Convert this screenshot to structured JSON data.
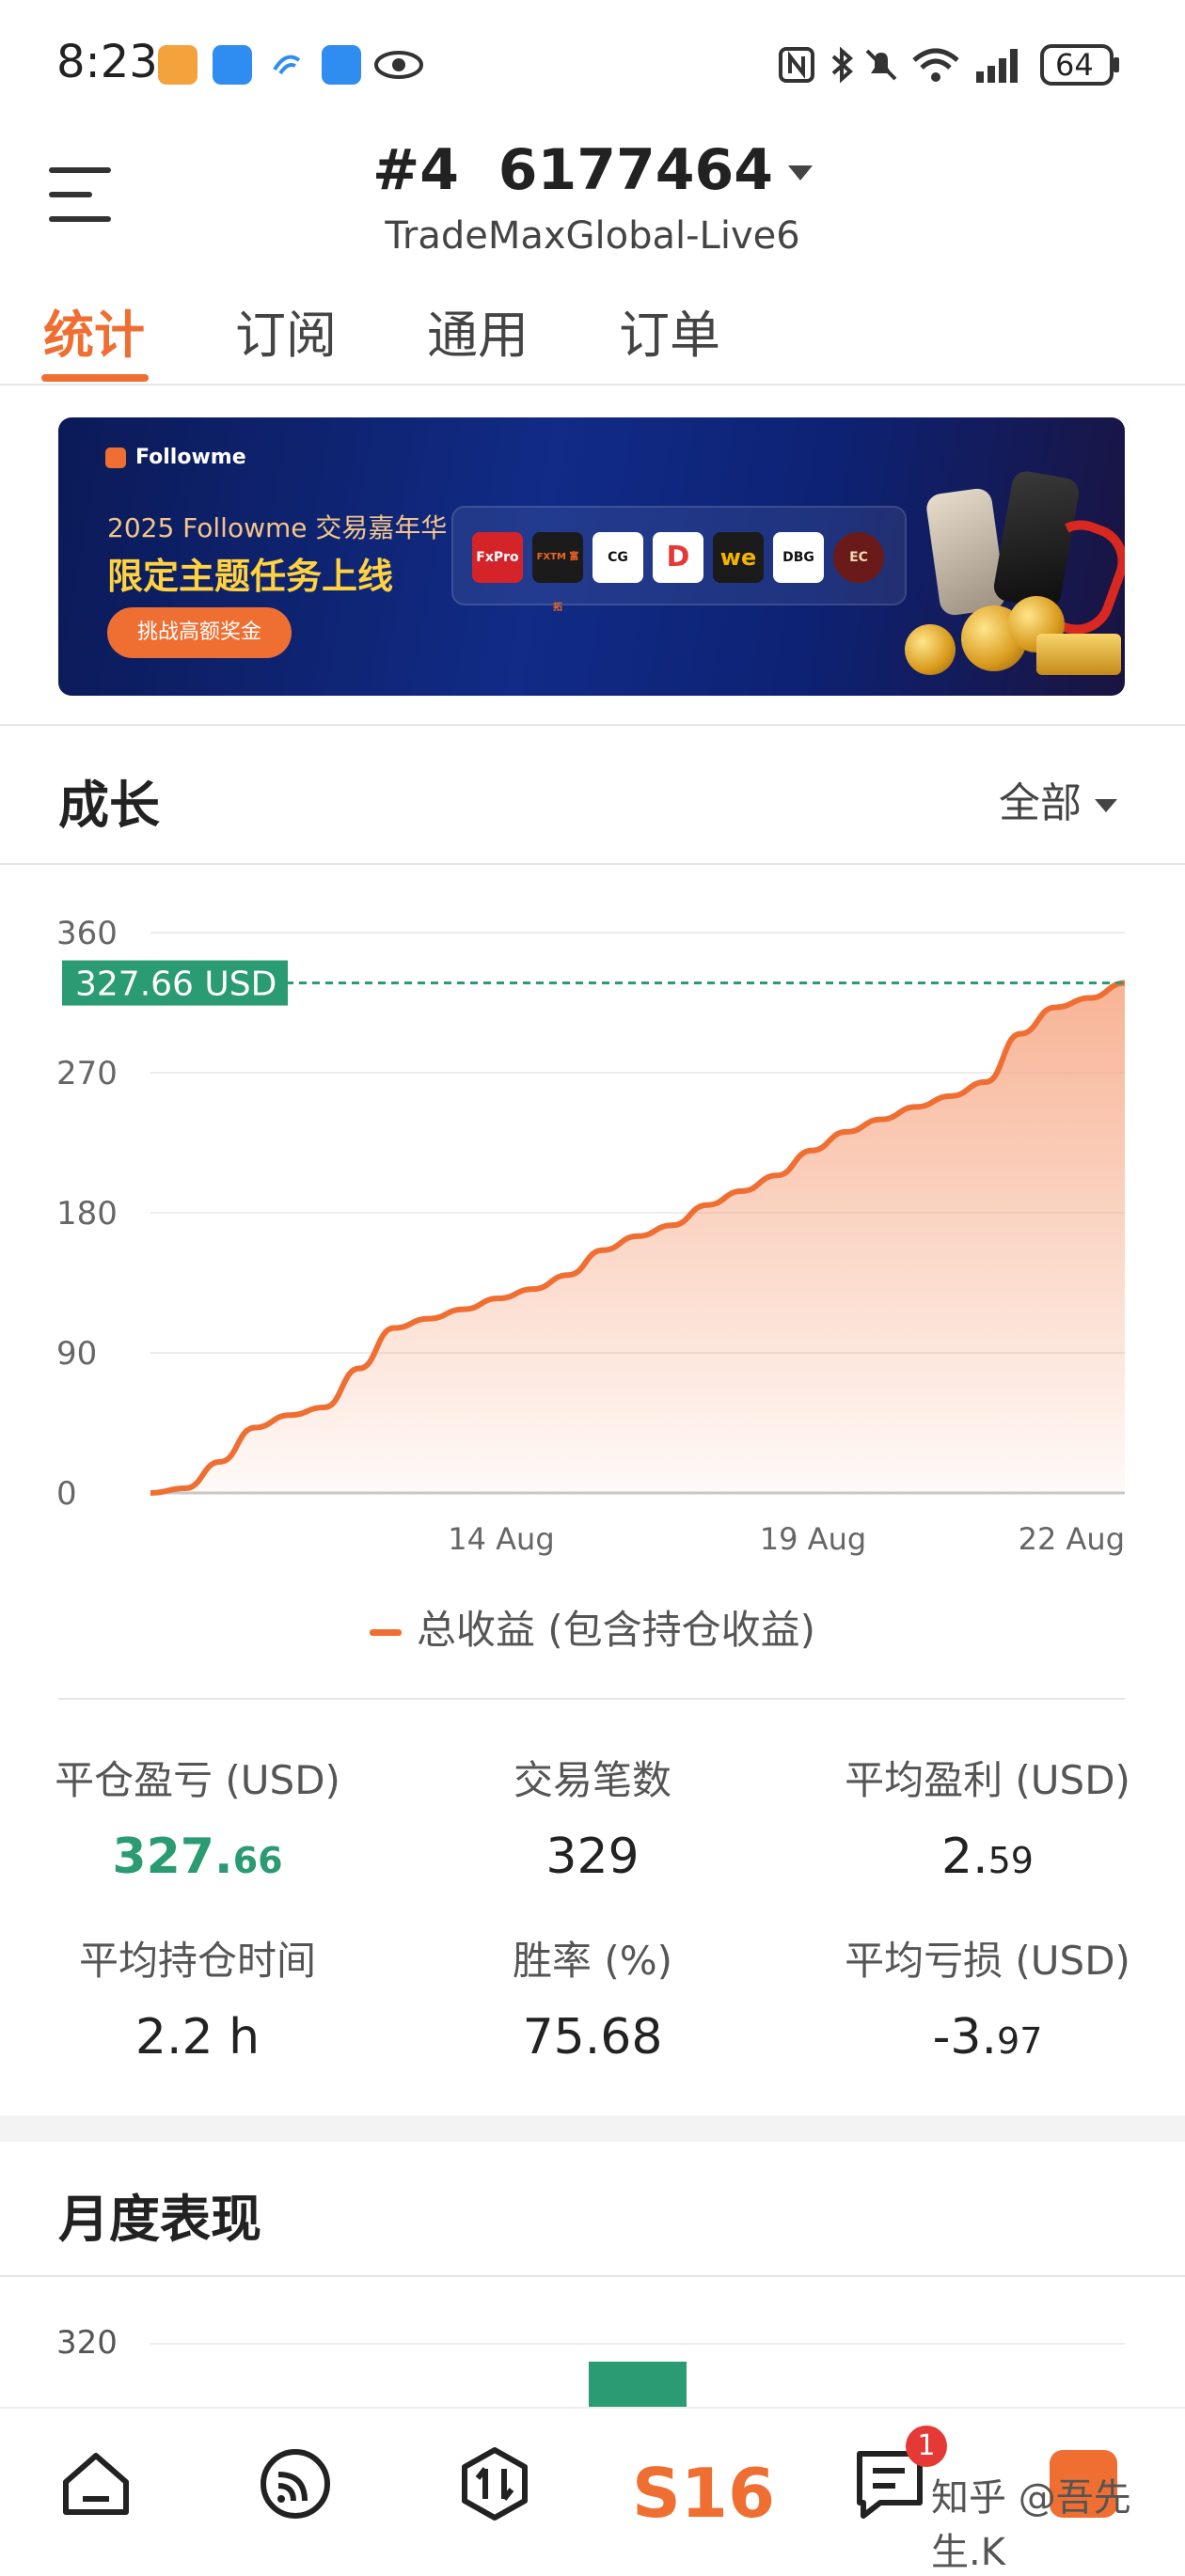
{
  "status_bar": {
    "time": "8:23",
    "battery": "64"
  },
  "header": {
    "account_number": "#4  6177464",
    "server": "TradeMaxGlobal-Live6"
  },
  "tabs": [
    {
      "label": "统计",
      "active": true
    },
    {
      "label": "订阅",
      "active": false
    },
    {
      "label": "通用",
      "active": false
    },
    {
      "label": "订单",
      "active": false
    }
  ],
  "banner": {
    "brand": "Followme",
    "subtitle": "2025 Followme 交易嘉年华",
    "title": "限定主题任务上线",
    "button": "挑战高额奖金",
    "partner_logos": [
      "FxPro",
      "FXTM 富拓",
      "CG",
      "D",
      "we",
      "DBG",
      "EC"
    ]
  },
  "growth": {
    "title": "成长",
    "filter": "全部",
    "legend": "总收益 (包含持仓收益)"
  },
  "chart_data": {
    "type": "area",
    "title": "成长",
    "y_ticks": [
      "360",
      "270",
      "180",
      "90",
      "0"
    ],
    "x_ticks": [
      "14 Aug",
      "19 Aug",
      "22 Aug"
    ],
    "ylim": [
      0,
      360
    ],
    "current_value_label": "327.66 USD",
    "current_value": 327.66,
    "series": [
      {
        "name": "总收益 (包含持仓收益)",
        "color": "#ef6f33",
        "values": [
          0,
          3,
          20,
          42,
          50,
          55,
          80,
          106,
          112,
          118,
          125,
          131,
          140,
          156,
          165,
          172,
          185,
          194,
          204,
          220,
          232,
          240,
          248,
          255,
          264,
          295,
          312,
          318,
          327.66
        ]
      }
    ]
  },
  "stats": [
    {
      "label": "平仓盈亏 (USD)",
      "int": "327.",
      "dec": "66",
      "color": "green"
    },
    {
      "label": "交易笔数",
      "int": "329",
      "dec": "",
      "color": "default"
    },
    {
      "label": "平均盈利 (USD)",
      "int": "2.",
      "dec": "59",
      "color": "default"
    },
    {
      "label": "平均持仓时间",
      "int": "2.2 h",
      "dec": "",
      "color": "default"
    },
    {
      "label": "胜率 (%)",
      "int": "75.68",
      "dec": "",
      "color": "default"
    },
    {
      "label": "平均亏损 (USD)",
      "int": "-3.",
      "dec": "97",
      "color": "default"
    }
  ],
  "monthly": {
    "title": "月度表现",
    "y_top": "320"
  },
  "bottom_nav": {
    "badge": "1",
    "center_label": "S16",
    "watermark": "知乎 @吾先生.K"
  }
}
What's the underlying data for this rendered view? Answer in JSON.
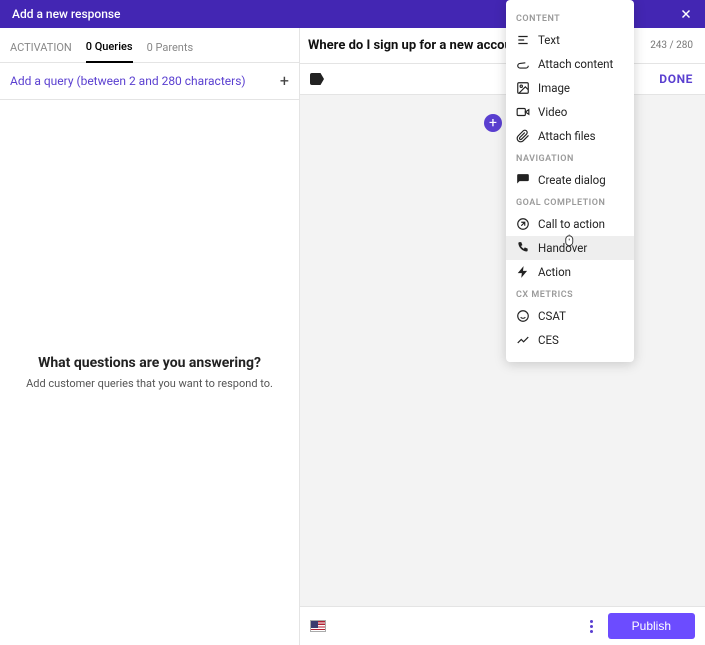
{
  "titlebar": {
    "title": "Add a new response"
  },
  "left": {
    "tabs": {
      "activation": "ACTIVATION",
      "queries": "0 Queries",
      "parents": "0 Parents"
    },
    "add_placeholder": "Add a query (between 2 and 280 characters)",
    "empty_heading": "What questions are you answering?",
    "empty_sub": "Add customer queries that you want to respond to."
  },
  "right": {
    "question": "Where do I sign up for a new account?",
    "char_count": "243 / 280",
    "done_label": "DONE",
    "publish_label": "Publish"
  },
  "menu": {
    "sections": [
      {
        "label": "CONTENT",
        "items": [
          {
            "icon": "text-icon",
            "label": "Text"
          },
          {
            "icon": "attach-icon",
            "label": "Attach content"
          },
          {
            "icon": "image-icon",
            "label": "Image"
          },
          {
            "icon": "video-icon",
            "label": "Video"
          },
          {
            "icon": "file-icon",
            "label": "Attach files"
          }
        ]
      },
      {
        "label": "NAVIGATION",
        "items": [
          {
            "icon": "dialog-icon",
            "label": "Create dialog"
          }
        ]
      },
      {
        "label": "GOAL COMPLETION",
        "items": [
          {
            "icon": "cta-icon",
            "label": "Call to action"
          },
          {
            "icon": "handover-icon",
            "label": "Handover",
            "highlight": true
          },
          {
            "icon": "action-icon",
            "label": "Action"
          }
        ]
      },
      {
        "label": "CX METRICS",
        "items": [
          {
            "icon": "csat-icon",
            "label": "CSAT"
          },
          {
            "icon": "ces-icon",
            "label": "CES"
          }
        ]
      }
    ]
  }
}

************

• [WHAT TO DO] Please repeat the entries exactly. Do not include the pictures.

• [REPLY]
Convert this screenshot to structured JSON data.
{
  "status_bar": {
    "time": "8:23",
    "battery": "64"
  },
  "header": {
    "account_number": "#4  6177464",
    "server": "TradeMaxGlobal-Live6"
  },
  "tabs": [
    {
      "label": "统计",
      "active": true
    },
    {
      "label": "订阅",
      "active": false
    },
    {
      "label": "通用",
      "active": false
    },
    {
      "label": "订单",
      "active": false
    }
  ],
  "banner": {
    "brand": "Followme",
    "subtitle": "2025 Followme 交易嘉年华",
    "title": "限定主题任务上线",
    "button": "挑战高额奖金",
    "partner_logos": [
      "FxPro",
      "FXTM 富拓",
      "CG",
      "D",
      "we",
      "DBG",
      "EC"
    ]
  },
  "growth": {
    "title": "成长",
    "filter": "全部",
    "legend": "总收益 (包含持仓收益)"
  },
  "chart_data": {
    "type": "area",
    "title": "成长",
    "y_ticks": [
      "360",
      "270",
      "180",
      "90",
      "0"
    ],
    "x_ticks": [
      "14 Aug",
      "19 Aug",
      "22 Aug"
    ],
    "ylim": [
      0,
      360
    ],
    "current_value_label": "327.66 USD",
    "current_value": 327.66,
    "series": [
      {
        "name": "总收益 (包含持仓收益)",
        "color": "#ef6f33",
        "values": [
          0,
          3,
          20,
          42,
          50,
          55,
          80,
          106,
          112,
          118,
          125,
          131,
          140,
          156,
          165,
          172,
          185,
          194,
          204,
          220,
          232,
          240,
          248,
          255,
          264,
          295,
          312,
          318,
          327.66
        ]
      }
    ]
  },
  "stats": [
    {
      "label": "平仓盈亏 (USD)",
      "int": "327.",
      "dec": "66",
      "color": "green"
    },
    {
      "label": "交易笔数",
      "int": "329",
      "dec": "",
      "color": "default"
    },
    {
      "label": "平均盈利 (USD)",
      "int": "2.",
      "dec": "59",
      "color": "default"
    },
    {
      "label": "平均持仓时间",
      "int": "2.2 h",
      "dec": "",
      "color": "default"
    },
    {
      "label": "胜率 (%)",
      "int": "75.68",
      "dec": "",
      "color": "default"
    },
    {
      "label": "平均亏损 (USD)",
      "int": "-3.",
      "dec": "97",
      "color": "default"
    }
  ],
  "monthly": {
    "title": "月度表现",
    "y_top": "320"
  },
  "bottom_nav": {
    "badge": "1",
    "center_label": "S16",
    "watermark": "知乎 @吾先生.K"
  }
}
What's the underlying data for this rendered view? Answer in JSON.
{
  "titlebar": {
    "title": "Add a new response"
  },
  "left": {
    "tabs": {
      "activation": "ACTIVATION",
      "queries": "0 Queries",
      "parents": "0 Parents"
    },
    "add_placeholder": "Add a query (between 2 and 280 characters)",
    "empty_heading": "What questions are you answering?",
    "empty_sub": "Add customer queries that you want to respond to."
  },
  "right": {
    "question": "Where do I sign up for a new account?",
    "char_count": "243 / 280",
    "done_label": "DONE",
    "publish_label": "Publish"
  },
  "menu": {
    "sections": [
      {
        "label": "CONTENT",
        "items": [
          {
            "icon": "text-icon",
            "label": "Text"
          },
          {
            "icon": "attach-icon",
            "label": "Attach content"
          },
          {
            "icon": "image-icon",
            "label": "Image"
          },
          {
            "icon": "video-icon",
            "label": "Video"
          },
          {
            "icon": "file-icon",
            "label": "Attach files"
          }
        ]
      },
      {
        "label": "NAVIGATION",
        "items": [
          {
            "icon": "dialog-icon",
            "label": "Create dialog"
          }
        ]
      },
      {
        "label": "GOAL COMPLETION",
        "items": [
          {
            "icon": "cta-icon",
            "label": "Call to action"
          },
          {
            "icon": "handover-icon",
            "label": "Handover",
            "highlight": true
          },
          {
            "icon": "action-icon",
            "label": "Action"
          }
        ]
      },
      {
        "label": "CX METRICS",
        "items": [
          {
            "icon": "csat-icon",
            "label": "CSAT"
          },
          {
            "icon": "ces-icon",
            "label": "CES"
          }
        ]
      }
    ]
  }
}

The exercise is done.